Walking past rows of conspicuous hood ornaments at the Chelsea Piers, The Observer could smell the party well before we could see it. A heady mixture of curry and truffles filled the parking lot as we trekked to Manhattan’s western extremity, the Lighthouse at Pier 61.
At the entrance to the American Ballet Theatre’s Culinary Pas de Deux, we were greeted by several young dancers in Renaissance peasant costumes. With deep curtsies, the ballerinas directed us inside.
The space had been converted into a veritable smorgasbord for the grand alimentary fete, with chefs from the city’s top restaurants churning out hundreds of mini dishes for the guests to enjoy. Serving stations, interspersed with well-stocked bars, became the sites of swirling feeding frenzies as attendees strove to get their fill.

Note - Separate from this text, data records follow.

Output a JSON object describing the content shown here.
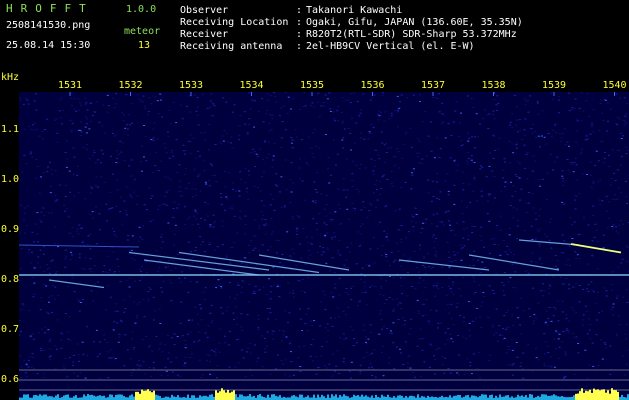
{
  "header": {
    "app_title": "HROFFT",
    "version": "1.0.0",
    "filename": "2508141530.png",
    "meteor_label": "meteor",
    "datetime": "25.08.14 15:30",
    "meteor_count": "13"
  },
  "info": [
    {
      "key": "Observer",
      "value": "Takanori Kawachi"
    },
    {
      "key": "Receiving Location",
      "value": "Ogaki, Gifu, JAPAN (136.60E, 35.35N)"
    },
    {
      "key": "Receiver",
      "value": "R820T2(RTL-SDR) SDR-Sharp 53.372MHz"
    },
    {
      "key": "Receiving antenna",
      "value": "2el-HB9CV Vertical (el. E-W)"
    }
  ],
  "info_separator": ":",
  "axis": {
    "unit_label": "kHz",
    "time_ticks": [
      "1531",
      "1532",
      "1533",
      "1534",
      "1535",
      "1536",
      "1537",
      "1538",
      "1539",
      "1540"
    ],
    "freq_ticks": [
      "1.1",
      "1.0",
      "0.9",
      "0.8",
      "0.7",
      "0.6"
    ],
    "freq_values": [
      1.1,
      1.0,
      0.9,
      0.8,
      0.7,
      0.6
    ],
    "time_values": [
      1531,
      1532,
      1533,
      1534,
      1535,
      1536,
      1537,
      1538,
      1539,
      1540
    ]
  },
  "colors": {
    "background": "#000000",
    "noise_bg": "#00003e",
    "label_green": "#8fe05a",
    "label_yellow": "#ffff33",
    "signal": "#9fe8ff",
    "bright_signal": "#f0ff80"
  }
}
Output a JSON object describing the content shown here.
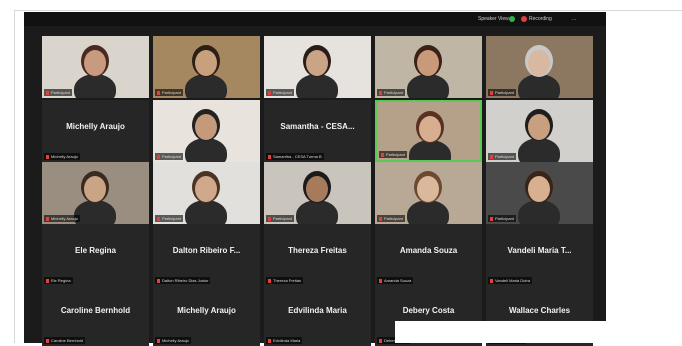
{
  "topbar": {
    "view_label": "Speaker View",
    "recording_label": "Recording",
    "options_label": "...",
    "colors": {
      "green": "#2fb14b",
      "red": "#e04040"
    }
  },
  "tiles": [
    {
      "name": "",
      "label": "Participant",
      "video": true,
      "bg": "#d9d4cc",
      "skin": "#c89a80",
      "hair": "#4a2a20"
    },
    {
      "name": "",
      "label": "Participant",
      "video": true,
      "bg": "#a58860",
      "skin": "#c9a07c",
      "hair": "#2b1f18"
    },
    {
      "name": "",
      "label": "Participant",
      "video": true,
      "bg": "#e6e2de",
      "skin": "#caa486",
      "hair": "#2a1d18"
    },
    {
      "name": "",
      "label": "Participant",
      "video": true,
      "bg": "#bfb6a6",
      "skin": "#c99a7a",
      "hair": "#3a2218"
    },
    {
      "name": "",
      "label": "Participant",
      "video": true,
      "bg": "#8c7860",
      "skin": "#d8b8a0",
      "hair": "#c8c8c8"
    },
    {
      "name": "Michelly Araujo",
      "label": "Michelly Araujo",
      "video": false
    },
    {
      "name": "",
      "label": "Participant",
      "video": true,
      "bg": "#e8e4dd",
      "skin": "#c49a7a",
      "hair": "#222222"
    },
    {
      "name": "Samantha - CESA...",
      "label": "Samantha - CESA Turma B",
      "video": false
    },
    {
      "name": "",
      "label": "Participant",
      "video": true,
      "active": true,
      "bg": "#b5a08a",
      "skin": "#d8ae90",
      "hair": "#5a3020"
    },
    {
      "name": "",
      "label": "Participant",
      "video": true,
      "bg": "#d2d0cc",
      "skin": "#c8a080",
      "hair": "#1e1e1e"
    },
    {
      "name": "",
      "label": "Michelly Araujo",
      "video": true,
      "bg": "#9a8e80",
      "skin": "#c9a586",
      "hair": "#3a2a20"
    },
    {
      "name": "",
      "label": "Participant",
      "video": true,
      "bg": "#e2e0dc",
      "skin": "#d0a88c",
      "hair": "#4b3325"
    },
    {
      "name": "",
      "label": "Participant",
      "video": true,
      "bg": "#c9c5bd",
      "skin": "#a77a5c",
      "hair": "#1b1b1b"
    },
    {
      "name": "",
      "label": "Participant",
      "video": true,
      "bg": "#b8a896",
      "skin": "#d9b89c",
      "hair": "#6b4a30"
    },
    {
      "name": "",
      "label": "Participant",
      "video": true,
      "bg": "#4a4a4a",
      "skin": "#d6b090",
      "hair": "#3a2418"
    },
    {
      "name": "Ele Regina",
      "label": "Ele Regina",
      "video": false
    },
    {
      "name": "Dalton Ribeiro F...",
      "label": "Dalton Ribeiro Dias Junior",
      "video": false
    },
    {
      "name": "Thereza Freitas",
      "label": "Thereza Freitas",
      "video": false
    },
    {
      "name": "Amanda Souza",
      "label": "Amanda Souza",
      "video": false
    },
    {
      "name": "Vandeli Maria T...",
      "label": "Vandeli Maria Dutra",
      "video": false
    },
    {
      "name": "Caroline Bernhold",
      "label": "Caroline Bernhold",
      "video": false
    },
    {
      "name": "Michelly Araujo",
      "label": "Michelly Araujo",
      "video": false
    },
    {
      "name": "Edvilinda Maria",
      "label": "Edvilinda Maria",
      "video": false
    },
    {
      "name": "Debery Costa",
      "label": "Debery Costa",
      "video": false
    },
    {
      "name": "Wallace Charles",
      "label": "Wallace Charles",
      "video": false
    }
  ]
}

It’s been a week of Nutcrackers—Nutcrackers to the left of us, Nutcrackers to the right of us, Nutcrackers wherever you look. And it’s been a mixed bag of nuts. Now it’s time to roll over, Tchaikovsky, and tell Beethoven the news.
But first, a dash through the four Nutcrackers I recently saw within two long days.
Ballet in September used to be dead as a dodo. Now, with City Ballet’s ingenious decision to give us four weeks of repertory in the early fall, having cut down on the relentlessly long spring season when dancers, critics and audiences droop on the vine, we wake up after the dog days of August with something to look at. It’s unfortunate that this became possible only when the financially floundering City Opera was forced to decamp from the David H. Koch Theater. (To be fair, this is one thing we can’t blame on David H. Koch and his politics.) But at least the opera’s loss is dance’s gain.
A few years ago, the Bolshoi turned up in town with a program of four ballets, including the Stalin-approved (and ghastly) Spartacus, and something called The Bright Stream, which Stalin had banned in 1935, even punishing some of those responsible for it. Its entrancing Shostakovich score was buried in the Bolshoi archives until, in 2003, Read More
Whatever crimes ABT may have committed through the years–however many Cinderellas, Ladies of the Camellias, Snow Maidens, Pied Pipers, gimcrack Swan Lakes and Sleeping Beauties–they’ve made up for it this season by giving us another brief taste of the Royal Ballet’s supremely gifted Alina Cojocaru in her greatest role, Giselle. Her one performance of it Read More
City Ballet is having a schizophrenic season. The opening black-and-white Balanchine week was a triumph, and the further rush of Balanchine in the following weeks has given us the most satisfying programming in many years. Equally, the overall level of performance compared to what we’ve been experiencing for 20 years has been dazzling: not only Read More
After a dance week of occasional ups and all too many downs, Mark Morris came to the rescue with a program of three works previously unseen in New York, one a world premiere. The venue was his own elegant and spacious building practically opposite BAM, his habitual stomping ground, and the three new works were Read More
Okay, dance people, buckle up–March is going to be a bumpy month. It’s a modern-dance invasion. (Paul Taylor’s come and gone; everyone else is on his/her way.) Start figuring out your priorities now … next week will be too late.
To begin with: You’re going to be spending a lot of time at the Joyce. Read More
Benjamin Millepied is the guy who knocked up Natalie Portman. He’s also one of the most celebrated ballet dancers and choreographers on the planet, and the fact that his new found celebrity obscures his talent merits a nice long profile in The New York Times called, appropriately, “Leaping Into the Spotlight.”
The Times doesn’t Read More
The all-Balanchine opening night at City Ballet this season was a discouraging affair. To begin with, it was ridiculously short–less than an hour and three-quarters. And then it was ridiculously slight. And ridiculously programmed. A satisfactory ballet program is more than four ballets flung serially onto the stage.
Walpurgisnacht Ballet is one of Balanchine’s lesser Read More